Less than a week after Donald Trump lifted punitive measures imposed on Turkey in the wake of Recep Tayyip Erdogan’s deadly cross-border incursion into northeast Syria that killed hundreds of America’s former Kurdish allies and left some 200,000 people displaced, the House has voted to sanction Ankara for the offensive.
The vote was 403-16, a resounding message to Erdogan that while the White House may be willing to largely overlook the mini-genocide, Congress is not.
Since Trump effectively green-lighted Erdogan’s expedition, Turkey has established its long-sought “buffer” zone on the border, pushing out the Kurdish forces who fought for three years alongside US special operators in the fight against ISIS. Erdogan’s “ceasefire” with Mike Pence amounted to the US aiding an abetting the forced removal of the Kurds from the border region. The Turkish autocrat struck a similar deal with Vladimir Putin just days later, which found Russia facilitating a similar withdrawal of the YPG from areas west of the initial incursion. That pullback is now complete, according to the Kremlin.

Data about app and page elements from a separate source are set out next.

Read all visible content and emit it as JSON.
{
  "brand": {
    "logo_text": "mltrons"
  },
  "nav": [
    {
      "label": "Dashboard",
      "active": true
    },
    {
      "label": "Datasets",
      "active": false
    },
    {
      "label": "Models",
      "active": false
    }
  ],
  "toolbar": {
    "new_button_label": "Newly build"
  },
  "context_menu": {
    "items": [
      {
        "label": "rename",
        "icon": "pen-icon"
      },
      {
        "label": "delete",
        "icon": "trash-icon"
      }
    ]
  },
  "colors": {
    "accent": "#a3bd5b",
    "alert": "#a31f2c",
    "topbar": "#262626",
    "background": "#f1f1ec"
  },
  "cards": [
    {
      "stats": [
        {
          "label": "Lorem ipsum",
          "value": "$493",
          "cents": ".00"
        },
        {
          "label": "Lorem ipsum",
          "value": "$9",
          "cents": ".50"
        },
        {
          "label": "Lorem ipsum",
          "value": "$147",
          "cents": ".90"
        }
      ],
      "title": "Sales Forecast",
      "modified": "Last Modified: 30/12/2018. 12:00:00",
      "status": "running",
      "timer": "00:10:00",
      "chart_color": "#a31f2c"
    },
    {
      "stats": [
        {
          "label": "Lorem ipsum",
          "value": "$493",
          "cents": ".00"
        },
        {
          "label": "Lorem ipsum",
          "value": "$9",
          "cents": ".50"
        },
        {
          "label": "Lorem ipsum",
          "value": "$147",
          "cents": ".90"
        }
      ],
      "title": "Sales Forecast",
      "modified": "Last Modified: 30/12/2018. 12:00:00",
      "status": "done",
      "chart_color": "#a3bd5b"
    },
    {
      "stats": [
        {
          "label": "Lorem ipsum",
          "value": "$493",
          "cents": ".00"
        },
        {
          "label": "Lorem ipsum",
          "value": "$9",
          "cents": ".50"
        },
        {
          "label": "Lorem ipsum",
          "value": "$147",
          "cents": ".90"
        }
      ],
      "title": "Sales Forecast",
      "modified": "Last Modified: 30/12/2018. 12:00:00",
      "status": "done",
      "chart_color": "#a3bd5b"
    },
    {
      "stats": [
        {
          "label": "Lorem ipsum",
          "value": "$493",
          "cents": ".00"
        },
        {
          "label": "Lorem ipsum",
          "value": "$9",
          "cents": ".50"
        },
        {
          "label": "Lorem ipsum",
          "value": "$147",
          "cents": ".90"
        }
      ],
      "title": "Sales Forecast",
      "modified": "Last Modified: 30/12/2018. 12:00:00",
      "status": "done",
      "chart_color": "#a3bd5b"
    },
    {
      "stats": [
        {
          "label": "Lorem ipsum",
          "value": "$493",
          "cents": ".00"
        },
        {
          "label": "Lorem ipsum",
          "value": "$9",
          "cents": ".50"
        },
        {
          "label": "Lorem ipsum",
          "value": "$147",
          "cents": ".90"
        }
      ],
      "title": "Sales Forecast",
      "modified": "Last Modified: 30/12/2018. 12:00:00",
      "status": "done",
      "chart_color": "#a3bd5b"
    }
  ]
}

The House bill aims to sanction senior Turkish officials, ban the sale of US weapons to Turkey if they’re going to be used in Syria, sanction countries found to be providing similar equipment and requires the State department to prepare a detailed assessment of Erdogan’s net worth and income, and that of his family members.
It would also mandate that the Defense department submit a plan outlining how ISIS captives are to be dealt with and secured. That suggests the death of Abu Bakr al-Baghdadi is not enough to get Trump off the hook when it comes to the anger he sparked on Capitol Hill with his decision to abruptly pull US support for the Kurds.
In addition, the bill would force Trump to sanction Halkbank, which was charged earlier this month after a long (and inexplicable, unless by reference to behind-the-scenes negotiations) delay.
Apparently, Trump could waive the sanctions for up to three months after certifying that it’s in America’s national security interests and that Turkey has stopped attacks on the SDF and especially on Kurdish civilians.
“The carnage that we have seen over the past week against our Kurdish partners and innocent civilians has been unbearable. There must be consequences”, Republican Michael McCaul said. He’s co-sponsoring the bill with Eliot Engel who accused Trump of “letting Erdogan off scot-free”.
As far as whether the Senate will act, that’s debatable. Mitch McConnell has indicated any action needs to be scrutinized in light of recent events.
Even more vexing for Ankara, the House voted 405-11 (with three voting present) on a measure to recognize the Armenian genocide. That will not go over well.
Trump’s dealings with Erdogan have been in the spotlight all month thanks to the violence in northeast Syria. The public now knows that the president attempted to intervene in the Reza Zarrab case in and around the time the Turkish-Iranian gold trader was being represented by Rudy Giuliani.
On Monday night, it came to light that Trump once discussed pulling funding for charter schools linked to Erdogan’s archenemy Fethullah Gulen.